Since leaving her position as Ian Schrager’s head of design—a gig she held for almost 30 years—Anda Andrei has made it clear she’s not slowing down. For her first solo project, she unveiled The Asbury, a 110-room hotel in a city not on the radar of most design junkies: Asbury Park, New Jersey.
In the 1960s, the buzzing boardwalk town was known for its rock-and-roll, jazz, and doo-wop music scene. (In 1973, an incipient musician named Bruce Springsteen broke into the American consciousness with his album Greetings from Asbury Park, N.J.) Through years of race riots and unrest, the town fell into disrepair and its economy stagnated. The beach community’s rebirth has undergone numerous false starts as central buildings still sat shuttered through the 2000s.

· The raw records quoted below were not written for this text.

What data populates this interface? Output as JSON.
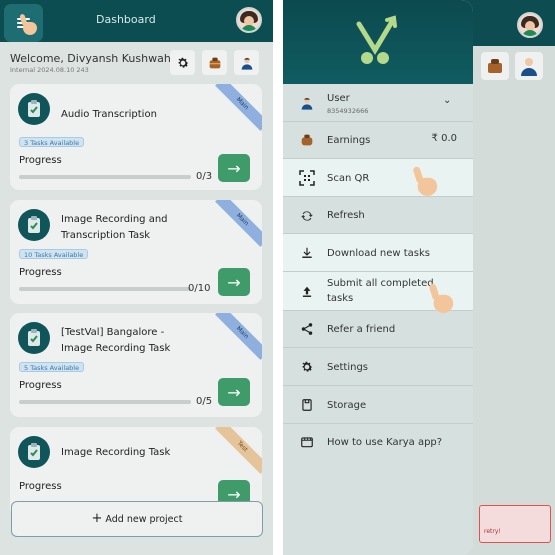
{
  "left": {
    "header": {
      "title": "Dashboard"
    },
    "welcome": "Welcome, Divyansh Kushwaha",
    "internal": "Internal 2024.08.10 243",
    "cards": [
      {
        "title": "Audio Transcription",
        "title2": "",
        "badge": "3 Tasks Available",
        "progress_label": "Progress",
        "count": "0/3",
        "ribbon": "Main",
        "progress": 0
      },
      {
        "title": "Image Recording and",
        "title2": "Transcription  Task",
        "badge": "10 Tasks Available",
        "progress_label": "Progress",
        "count": "0/10",
        "ribbon": "Main",
        "progress": 0
      },
      {
        "title": "[TestVal] Bangalore -",
        "title2": "Image Recording Task",
        "badge": "5 Tasks Available",
        "progress_label": "Progress",
        "count": "0/5",
        "ribbon": "Main",
        "progress": 0
      },
      {
        "title": "Image Recording Task",
        "title2": "",
        "badge": "",
        "progress_label": "Progress",
        "count": "",
        "ribbon": "Test",
        "progress": 0
      }
    ],
    "add_project": "Add new project"
  },
  "right": {
    "user": {
      "label": "User",
      "phone": "8354932666"
    },
    "menu": [
      {
        "label": "Earnings",
        "label2": "",
        "value": "₹ 0.0",
        "icon": "money-bag-icon"
      },
      {
        "label": "Scan QR",
        "label2": "",
        "value": "",
        "icon": "qr-scan-icon"
      },
      {
        "label": "Refresh",
        "label2": "",
        "value": "",
        "icon": "refresh-icon"
      },
      {
        "label": "Download new tasks",
        "label2": "",
        "value": "",
        "icon": "download-icon"
      },
      {
        "label": "Submit all completed",
        "label2": "tasks",
        "value": "",
        "icon": "upload-icon"
      },
      {
        "label": "Refer a friend",
        "label2": "",
        "value": "",
        "icon": "share-icon"
      },
      {
        "label": "Settings",
        "label2": "",
        "value": "",
        "icon": "gear-icon"
      },
      {
        "label": "Storage",
        "label2": "",
        "value": "",
        "icon": "storage-icon"
      },
      {
        "label": "How to use Karya app?",
        "label2": "",
        "value": "",
        "icon": "video-icon"
      }
    ],
    "error_text": "retry!"
  },
  "colors": {
    "teal": "#0c4d52",
    "green": "#3f9b6a",
    "ribbon_main": "#8fb0de",
    "ribbon_test": "#e6c49a"
  }
}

Housed in a former Salvation Army shelter, The Asbury may be an indicator that the town is finally ready for a new act—it’s the first hotel to open there in more than half a century. “You have strong history, architecture, and music, so there’s something to play on,” Andrei says. To tap into that tradition and bring it to life, she teamed with David Bowd, owner of Salt Hotels, whose stylish transformation of a bed-and-breakfast in Provincetown, Massachusetts, caught her attention. (Bowd, too, previously worked with Schrager.)
The result embodies what Bowd describes as an “anything goes” mindset. Echoing the unfussy Jersey Shore locale, Andrei created a low-key summer camp, a departure from the high-wattage spaces that were her calling card during the Schrager years. The main entrance opens up to a greenhouse-like rec room, with stacks of rock ‘n’ roll history books and biographies on custom low-set sofas; across the way, bleachers overlook a pool table. The reception doubles as a grab-and-go counter that stocks snacks, coffee, and cold-pressed juices. Records and cassettes line a wall at The Soundbooth, an electrified sea foam-green bar that hosts live music acts and open-mic nights.
Andrei envisioned the rooms—ranging from standard queens and suites to crash pads with four- or eight-sleeper bunk beds—as pared-down bungalows: checkered tile floors, vintage concert photography, and ergonomic blond wood beds outfitted with USB ports.
Still, it’s the public areas that stand out here. During the warmer months, a converted Volkswagen camper van serves local craft brews on tap in the outdoor beer garden, where a lattice of string lights hangs over picnic tables filled with the post-beach crowd noshing on waffle fries from the on-site food truck. The adjacent pool is tucked away inside a living wall, with a small wet bar, fire pits, and hammock-strung cabanas. A programming schedule is posted on a lobby board daily and includes morning yoga at The Baronet, an artificial-turf rooftop yard with panoramic views of the shoreline. At night, it turns into an outdoor movie theater, projecting cult classics on a 20-foot wall, which sits beneath the original marquee from the once-rousing, now-extinct Baronet Theater. The lantern-lit, tequila-forward bar on the upper roof terrace is where to find a livelier nightlife energy. The focus on creating varied social spaces is no accident. “Who comes here to sit in their room?” Andrei says.